Here's another. This is an O'Sullivan from 1868 - Captain Buck's Shoshones. Scouts kitted out in army gear? Paiutes? I wonder if this explains the dress in the photos of the first page of the thread...
I'm not knowledgeable enough to discern between the dress and hairstyles of the different bands of Shoshones (let alone when they've been confused with bands of Paiutes, which is the case in some photos), so whether this group represents a band with close ties to the whites who had given up their traditional style of dress or whether what they're wearing is merely expedient for the occasion, I have no idea...
I also have no idea if Captain Buck is a white soldier or the nickname given to the Indian leader, as in Captain Jack of the Utes.

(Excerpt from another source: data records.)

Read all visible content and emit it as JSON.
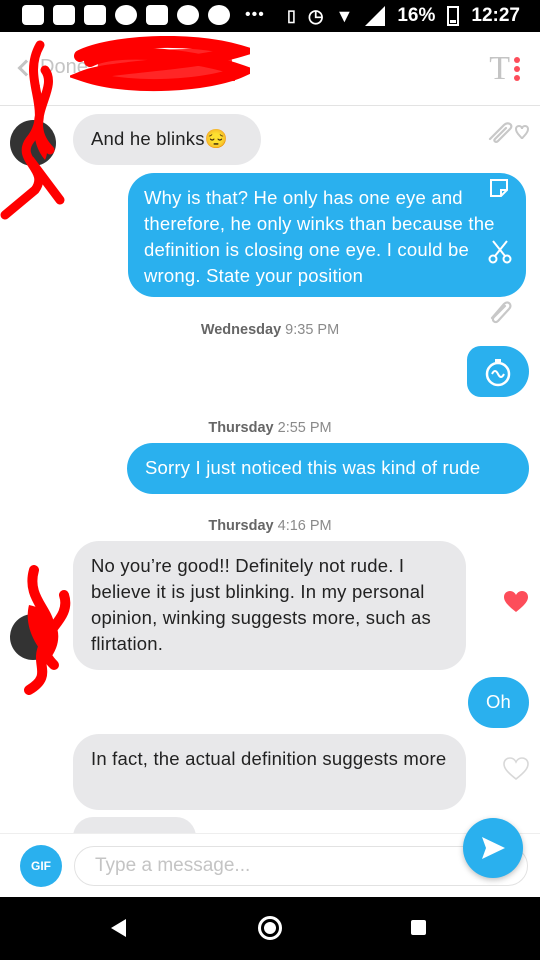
{
  "status_bar": {
    "battery": "16%",
    "time": "12:27"
  },
  "header": {
    "back_label": "Done",
    "toolbar_icon": "text-format-icon"
  },
  "timestamps": [
    {
      "day": "Wednesday",
      "time": "9:35 PM"
    },
    {
      "day": "Thursday",
      "time": "2:55 PM"
    },
    {
      "day": "Thursday",
      "time": "4:16 PM"
    }
  ],
  "messages": [
    {
      "direction": "incoming",
      "text": "And he blinks😔"
    },
    {
      "direction": "outgoing",
      "text": "Why is that? He only has one eye and therefore, he only winks than because the definition is closing one eye. I could be wrong. State your position"
    },
    {
      "direction": "outgoing",
      "text": "",
      "icon": "stopwatch-icon"
    },
    {
      "direction": "outgoing",
      "text": "Sorry I just noticed this was kind of rude"
    },
    {
      "direction": "incoming",
      "text": "No you’re good!! Definitely not rude. I believe it is just blinking. In my personal opinion, winking suggests more, such as flirtation.",
      "liked": true
    },
    {
      "direction": "outgoing",
      "text": "Oh"
    },
    {
      "direction": "incoming",
      "text": "In fact, the actual definition suggests more",
      "liked": false
    }
  ],
  "compose": {
    "gif_label": "GIF",
    "placeholder": "Type a message..."
  },
  "colors": {
    "accent": "#2ab0ee",
    "incoming_bubble": "#e8e8ea",
    "like_red": "#fd4d5a"
  }
}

Last Edit: Jun 26, 2010 3:18:56 GMT -5 by grahamew
In the post above, by HinTamaheca, the photo "Washakie and Shoshone Chiefs," the man seated to Washakie's right is "Tigee," rather than "Gigee," as it is labeled. Tigee was a brave Shoshone warrior, and was said to be second in command to Washakie. In the battle of the Rosebud, when Captain Guy V. Henry was shot, it was Washakie and Tigee who were immediately at his side and heroicly fought off the advancing Sioux and Cheyenne, until backup help could arrive to save Captain Henry. Washakie was later presented a beautiful horse and saddle by President Grant for his services to Crook's command during the campaign. Guy V. Henry would later recall, "I felt a sharp sting as of being slapped in the face, and a blinding rush of blook to my head and eyes. A rifle bullet had struck me in the face, under my left eye, passing through the upper part of my mouth, under the nose, and out below the right eye. I retained my saddle for a moment, then dismounted and lay on the ground. The Sioux in their desperate charge actually passed over me and had it not been for Washakie, chief of the Shoshones, fighting over my body; my scalp would have been lifted."

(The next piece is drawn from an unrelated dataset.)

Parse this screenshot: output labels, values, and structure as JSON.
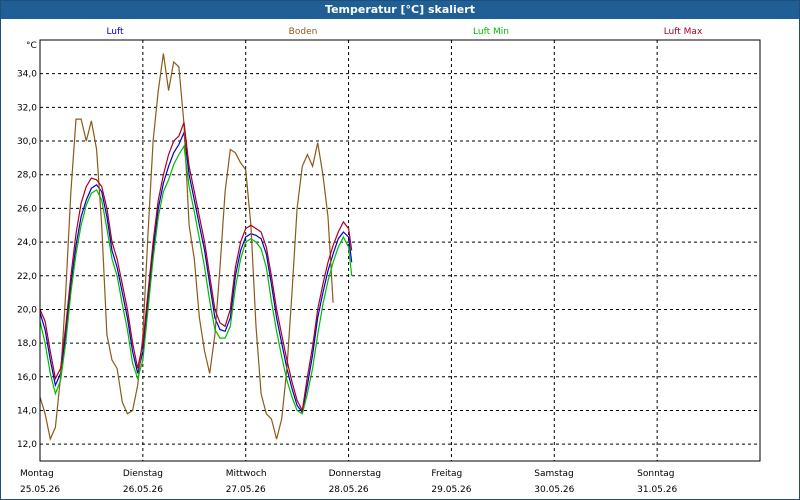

And yet, the modern concensus today among researchers on the Crook campaign is that Washakie was not with the scouts who served the Crook command.

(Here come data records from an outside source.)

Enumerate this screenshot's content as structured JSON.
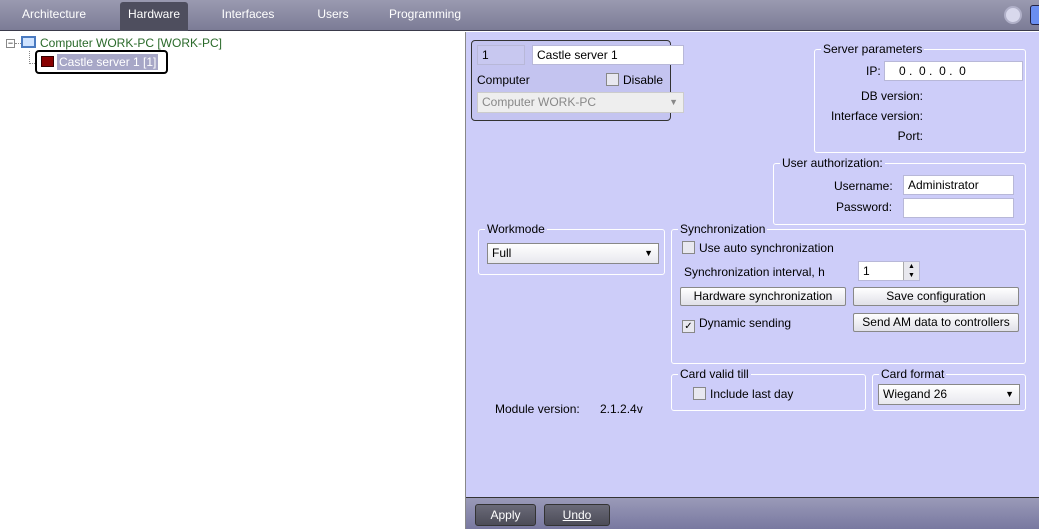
{
  "tabs": [
    "Architecture",
    "Hardware",
    "Interfaces",
    "Users",
    "Programming"
  ],
  "active_tab": "Hardware",
  "tree": {
    "computer": "Computer WORK-PC [WORK-PC]",
    "server": "Castle server 1 [1]"
  },
  "header": {
    "id": "1",
    "name": "Castle server 1",
    "computer_label": "Computer",
    "disable_label": "Disable",
    "computer_value": "Computer WORK-PC"
  },
  "server_params": {
    "title": "Server parameters",
    "ip_label": "IP:",
    "ip": [
      "0",
      "0",
      "0",
      "0"
    ],
    "db_version": "DB version:",
    "interface_version": "Interface version:",
    "port": "Port:"
  },
  "auth": {
    "title": "User authorization:",
    "username_label": "Username:",
    "username": "Administrator",
    "password_label": "Password:"
  },
  "workmode": {
    "title": "Workmode",
    "value": "Full"
  },
  "sync": {
    "title": "Synchronization",
    "auto": "Use auto synchronization",
    "interval_label": "Synchronization interval, h",
    "interval": "1",
    "hw_sync": "Hardware synchronization",
    "save_config": "Save configuration",
    "dynamic": "Dynamic sending",
    "send_am": "Send AM data to controllers"
  },
  "card_valid": {
    "title": "Card valid till",
    "include": "Include last day"
  },
  "card_format": {
    "title": "Card format",
    "value": "Wiegand 26"
  },
  "module": {
    "label": "Module version:",
    "value": "2.1.2.4v"
  },
  "footer": {
    "apply": "Apply",
    "undo": "Undo"
  }
}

1868 by AJ Russell. At a guess, these are Western Shoshone who have possibly been employed as scouts/guards for the railroad. In other photos taken around the same time, many of the men wear pants rather then leggings, presumably doled out either for the occasion or the job they were doing.